Tuesday night was the last of the three mosaic garden stone classes at Luck. Carol and I enjoyed each of these classes and we love our new garden stones.
This week I tried to capture the process from start to finish.
Step one: Burger and beer at what used to be The Mill Inn in Milltown, WI.
Carol and I really liked the food and the remodeling is bright, clean and fits with Up North.
We gave this place a big thumbs up and we will be back as the service was great too.
Plan your design.
I found an image on the internet for puppy prints with a heart, I decided that was what I would try.
Cut glass and make the stone.
Glass cutting is pretty easy on the straight lines, but curves are for sure something that take practice.
Once the glass is cut, we lay out our pattern on the pre-cast stone.
I had hoped to cut out the heart shape from the black glass, but that did not work.
I was left with several pieces to make up the puppy foot pad.
I had to adjust my plan to include the heart some other way.
I decided to make the heart out of red and nest it inside the puppy paw pad.
This looked good to me and after some adjusting of the black pieces,
I was ready to move on to the mosaic border and fill.
After some discussion with the instructor, Pam, and looking at the many colors of glass available, I chose a light blue glass to use with white contrast for borders and mosaic pieces.
I like this chevron corner treatment and then started the tedious task of filling in the open areas.
It is a good way to use of little scraps of glass so I tried to do as much of that as possible while trimming as best I could to keep with a triangular shape.
Once all the spaces are filled in, the next step is to remove the design from the stone, apply thin set cement and then re apply the design.
I missed taking photos of this part of the process.
Contact paper is applied to the glass design, then the entire design is lifted an set aside, while the thin set cement base is prepared.
Then, very carefully, the entire design is re applied to the thin set cement.
This next photo is my design, in the thin set, covered with the contact paper.
It stayed that way until the thin set cement is dry and the project is ready for grouting.
Here it is ready for grouting.
I had to decide what color of grout to use, and finally decided on dark gray.
I liked this lighter look but thought the gray would pop the red heart better.
I couldn't take pictures while I was grouting, but I did take this one of Carol working on her stone.
It looks a lot like you are ruining it, but it is really the magic.
Grouted, and waiting to dry for final wiping.
Puppy paws grouted and cleaned, now all it needs is the sealer that keeps it weatherproof.
Although it will be weather / moisture proofed, it is not recommended to leave the glass outdoors in the winter because it could expand and crack.

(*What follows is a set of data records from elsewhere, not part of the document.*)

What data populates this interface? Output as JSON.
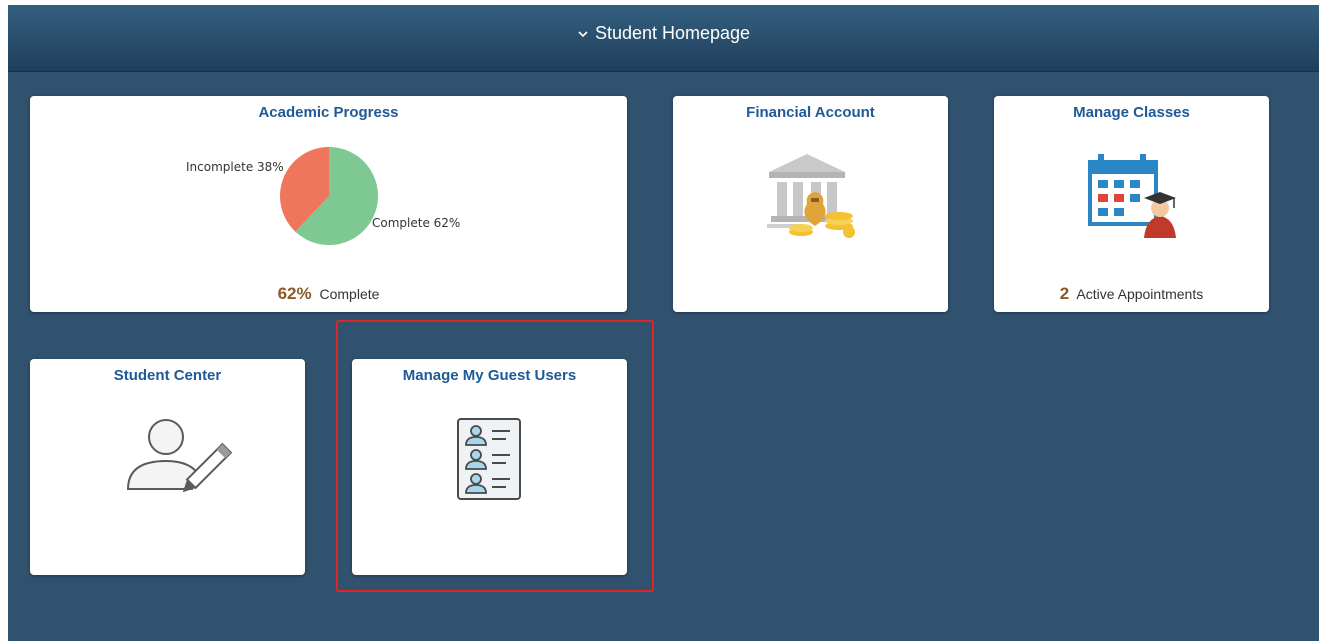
{
  "header": {
    "title": "Student Homepage"
  },
  "tiles": {
    "academic_progress": {
      "title": "Academic Progress",
      "footer_value": "62%",
      "footer_text": "Complete"
    },
    "financial_account": {
      "title": "Financial Account"
    },
    "manage_classes": {
      "title": "Manage Classes",
      "footer_value": "2",
      "footer_text": "Active Appointments"
    },
    "student_center": {
      "title": "Student Center"
    },
    "manage_guest_users": {
      "title": "Manage My Guest Users"
    }
  },
  "chart_data": {
    "type": "pie",
    "categories": [
      "Incomplete",
      "Complete"
    ],
    "values": [
      38,
      62
    ],
    "labels": [
      "Incomplete 38%",
      "Complete 62%"
    ],
    "colors": [
      "#ee765d",
      "#7ec891"
    ]
  },
  "colors": {
    "page_bg": "#30526f",
    "tile_title": "#1f5a96",
    "highlight": "#e02424"
  }
}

I think I made the right choice with the grout color. The red hearts really pop out at you and the light blue and white are good balance to the black glass.
I'm happy with this version of getting stoned.
I'm planning to give this as a gift to my friend Mary who loves her doggies so much.
I think she will like it.
The last step is to write a message on the back with a Sharpie and hand it to Mary.
Life is Good.
Here is Carol's finished stone, ready for grouting.
Carol's grouted stone. The dark glass didn't photograph well, it is iridescent and very pretty.